        Since we’re talking cloud storage services if you encrypt your data offline before uploading it, it is impossible for Google/Dropbox/Microsoft/Insert_Company_Here to spy on the data you are uploading. Even if the service isn’t designed with privacy in mind (and many are, for example Mega) without the key to unlock your data it wouldn’t matter.

      • Mr_Coldharbour

        Oh sorry I missed that part about offline encryption prior to uploading on to the cloud service. Then in that case you’re right. Also, I though Mega’s cloud service (Kim Dotcom’s service) was designed specifically with user privacy in mind.

      • Also, I though Mega’s cloud service (Kim Dotcom’s service) was designed specifically with user privacy in mind.

        Correct. This was the point I was trying to make. Apple didn’t invent privacy they’re just using it to promote their business (and I don’t blame them one bit). Mega is completely free (unless you opt to pay for their premium service) and gives you ten times the amount of storage Apple gives you with their free tier and is built with privacy in mind. My personal opinion is that Apple seriously needs to up their game if they want to beat their competitors at cloud services. Just charging a premium with the only perceived benefit over some competitors being privacy isn’t enough.

      • Mr_Coldharbour

        Definitely in agreement with you that Apple needs to be more competitive in the cloud service market. From my standpoint it doesn’t really affect me as I do not use any cloud service as I mentioned earlier. But I agree that only 5GB of cloud storage as a free tier is rather stingy cheap of Apple, and their paid tiers are outrageous vis-a-vis the competition. Either reduce your price a fair amount (a 30% price reduction seems only fair) and keep the same storage plans, or keep prices the same but increase storage by two fold. The former seems better. As “integrated” as iCloud’s service might seem to be, it sure does experience a fair amount of problems based on user complaints, and the outages seem semi-frequent.
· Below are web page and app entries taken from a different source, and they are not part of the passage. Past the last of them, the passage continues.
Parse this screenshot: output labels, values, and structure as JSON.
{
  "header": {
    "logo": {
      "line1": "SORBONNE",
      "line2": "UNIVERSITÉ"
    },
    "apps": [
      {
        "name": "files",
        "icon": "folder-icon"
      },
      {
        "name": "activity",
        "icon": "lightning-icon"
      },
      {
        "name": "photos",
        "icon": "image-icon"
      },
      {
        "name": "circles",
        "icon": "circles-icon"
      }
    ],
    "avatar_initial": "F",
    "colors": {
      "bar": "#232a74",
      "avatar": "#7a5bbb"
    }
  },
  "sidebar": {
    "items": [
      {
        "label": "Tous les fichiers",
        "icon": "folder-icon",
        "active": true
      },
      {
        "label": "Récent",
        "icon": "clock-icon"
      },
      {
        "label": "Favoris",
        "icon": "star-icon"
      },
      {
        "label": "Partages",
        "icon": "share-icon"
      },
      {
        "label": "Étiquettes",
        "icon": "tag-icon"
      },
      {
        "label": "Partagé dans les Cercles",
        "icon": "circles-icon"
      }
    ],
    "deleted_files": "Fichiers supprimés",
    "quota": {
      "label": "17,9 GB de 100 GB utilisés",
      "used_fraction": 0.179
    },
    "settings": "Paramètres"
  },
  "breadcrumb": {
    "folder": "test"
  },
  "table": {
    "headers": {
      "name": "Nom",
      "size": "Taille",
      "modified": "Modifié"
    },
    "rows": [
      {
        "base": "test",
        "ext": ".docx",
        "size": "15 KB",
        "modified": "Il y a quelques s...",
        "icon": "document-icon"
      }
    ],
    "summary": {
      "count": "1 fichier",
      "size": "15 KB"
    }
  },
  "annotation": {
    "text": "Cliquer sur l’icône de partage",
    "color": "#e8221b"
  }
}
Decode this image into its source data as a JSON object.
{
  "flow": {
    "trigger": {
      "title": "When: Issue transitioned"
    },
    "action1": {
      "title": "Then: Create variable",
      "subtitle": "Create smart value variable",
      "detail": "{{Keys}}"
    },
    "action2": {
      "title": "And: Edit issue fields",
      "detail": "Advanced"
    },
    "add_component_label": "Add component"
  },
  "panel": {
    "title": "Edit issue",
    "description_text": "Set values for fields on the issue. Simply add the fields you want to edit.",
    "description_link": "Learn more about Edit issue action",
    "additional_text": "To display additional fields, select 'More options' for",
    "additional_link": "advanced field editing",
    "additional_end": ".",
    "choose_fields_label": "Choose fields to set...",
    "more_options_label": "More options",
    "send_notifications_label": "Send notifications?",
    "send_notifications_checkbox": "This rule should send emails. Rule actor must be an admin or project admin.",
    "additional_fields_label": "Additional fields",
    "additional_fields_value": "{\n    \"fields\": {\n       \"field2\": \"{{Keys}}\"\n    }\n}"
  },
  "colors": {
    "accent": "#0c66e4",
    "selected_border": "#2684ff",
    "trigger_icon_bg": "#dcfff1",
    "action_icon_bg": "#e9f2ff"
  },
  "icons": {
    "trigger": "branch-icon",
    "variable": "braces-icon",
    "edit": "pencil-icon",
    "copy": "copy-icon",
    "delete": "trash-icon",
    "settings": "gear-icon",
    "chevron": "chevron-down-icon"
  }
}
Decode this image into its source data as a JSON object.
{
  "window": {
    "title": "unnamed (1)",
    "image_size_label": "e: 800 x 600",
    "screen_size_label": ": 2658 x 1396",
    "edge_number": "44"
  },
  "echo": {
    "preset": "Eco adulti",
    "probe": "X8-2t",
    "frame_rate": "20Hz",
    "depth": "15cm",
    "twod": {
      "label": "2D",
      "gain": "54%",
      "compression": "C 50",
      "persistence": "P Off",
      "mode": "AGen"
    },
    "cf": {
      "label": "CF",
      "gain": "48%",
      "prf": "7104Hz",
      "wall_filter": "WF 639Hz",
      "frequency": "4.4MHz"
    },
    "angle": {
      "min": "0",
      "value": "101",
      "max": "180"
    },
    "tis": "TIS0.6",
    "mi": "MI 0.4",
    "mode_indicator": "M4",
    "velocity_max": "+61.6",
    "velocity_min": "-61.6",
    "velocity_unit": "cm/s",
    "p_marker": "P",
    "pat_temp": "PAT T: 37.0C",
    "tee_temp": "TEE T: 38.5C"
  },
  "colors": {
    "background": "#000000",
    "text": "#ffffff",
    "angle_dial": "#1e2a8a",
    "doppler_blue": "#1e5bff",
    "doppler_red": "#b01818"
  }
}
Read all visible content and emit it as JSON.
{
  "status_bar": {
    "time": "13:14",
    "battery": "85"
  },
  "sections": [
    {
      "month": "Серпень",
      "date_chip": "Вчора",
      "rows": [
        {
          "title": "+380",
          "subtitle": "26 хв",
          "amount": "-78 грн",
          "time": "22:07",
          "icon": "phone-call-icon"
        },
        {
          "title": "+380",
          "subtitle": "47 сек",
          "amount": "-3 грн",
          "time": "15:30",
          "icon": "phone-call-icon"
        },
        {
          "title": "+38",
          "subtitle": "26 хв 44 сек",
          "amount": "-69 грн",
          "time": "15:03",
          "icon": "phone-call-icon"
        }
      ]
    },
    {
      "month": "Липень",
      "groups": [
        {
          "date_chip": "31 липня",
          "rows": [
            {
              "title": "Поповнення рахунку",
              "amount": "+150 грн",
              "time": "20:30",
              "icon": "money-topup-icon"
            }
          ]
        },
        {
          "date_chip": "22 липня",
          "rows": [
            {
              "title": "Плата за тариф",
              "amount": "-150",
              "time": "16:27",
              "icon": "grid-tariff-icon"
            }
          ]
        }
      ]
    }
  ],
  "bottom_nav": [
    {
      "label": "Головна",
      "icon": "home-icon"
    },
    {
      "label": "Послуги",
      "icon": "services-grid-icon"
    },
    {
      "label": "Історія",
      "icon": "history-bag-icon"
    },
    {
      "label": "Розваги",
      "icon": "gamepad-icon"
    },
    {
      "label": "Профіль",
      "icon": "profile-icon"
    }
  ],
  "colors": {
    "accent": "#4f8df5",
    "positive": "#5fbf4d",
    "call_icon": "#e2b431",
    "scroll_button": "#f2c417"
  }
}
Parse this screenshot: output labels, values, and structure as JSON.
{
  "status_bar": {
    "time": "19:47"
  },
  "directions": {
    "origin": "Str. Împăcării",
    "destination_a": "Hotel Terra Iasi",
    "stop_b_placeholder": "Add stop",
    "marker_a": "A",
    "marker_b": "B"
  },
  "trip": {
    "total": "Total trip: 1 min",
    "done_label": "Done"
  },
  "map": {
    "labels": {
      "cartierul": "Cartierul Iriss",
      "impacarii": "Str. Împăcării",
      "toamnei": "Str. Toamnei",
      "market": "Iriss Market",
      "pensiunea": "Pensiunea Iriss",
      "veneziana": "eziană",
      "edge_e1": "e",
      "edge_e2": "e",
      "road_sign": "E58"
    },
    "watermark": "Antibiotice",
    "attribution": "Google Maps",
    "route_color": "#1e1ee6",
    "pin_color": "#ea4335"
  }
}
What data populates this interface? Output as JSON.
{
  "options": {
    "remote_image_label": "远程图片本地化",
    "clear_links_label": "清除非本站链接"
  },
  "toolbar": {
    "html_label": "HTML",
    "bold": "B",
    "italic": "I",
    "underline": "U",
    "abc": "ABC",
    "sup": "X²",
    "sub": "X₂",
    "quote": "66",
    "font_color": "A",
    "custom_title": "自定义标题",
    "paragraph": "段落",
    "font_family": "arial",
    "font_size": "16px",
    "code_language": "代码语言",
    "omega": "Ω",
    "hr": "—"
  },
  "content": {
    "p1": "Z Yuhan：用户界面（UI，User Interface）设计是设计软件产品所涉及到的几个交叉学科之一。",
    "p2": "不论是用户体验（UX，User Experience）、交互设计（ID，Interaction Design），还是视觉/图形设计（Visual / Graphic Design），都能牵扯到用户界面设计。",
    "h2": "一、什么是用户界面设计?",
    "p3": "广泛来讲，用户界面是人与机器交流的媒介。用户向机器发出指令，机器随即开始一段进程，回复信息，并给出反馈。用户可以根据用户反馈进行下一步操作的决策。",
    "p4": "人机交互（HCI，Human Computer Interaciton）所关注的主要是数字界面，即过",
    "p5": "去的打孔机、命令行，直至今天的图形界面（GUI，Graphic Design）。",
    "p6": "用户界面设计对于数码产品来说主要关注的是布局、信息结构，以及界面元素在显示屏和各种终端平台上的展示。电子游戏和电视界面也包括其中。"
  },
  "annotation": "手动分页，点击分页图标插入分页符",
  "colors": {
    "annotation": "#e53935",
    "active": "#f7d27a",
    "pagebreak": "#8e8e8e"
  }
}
From a price/service standpoint they are fighting an uphill battle for sure. Well, it was good to exchange words with you.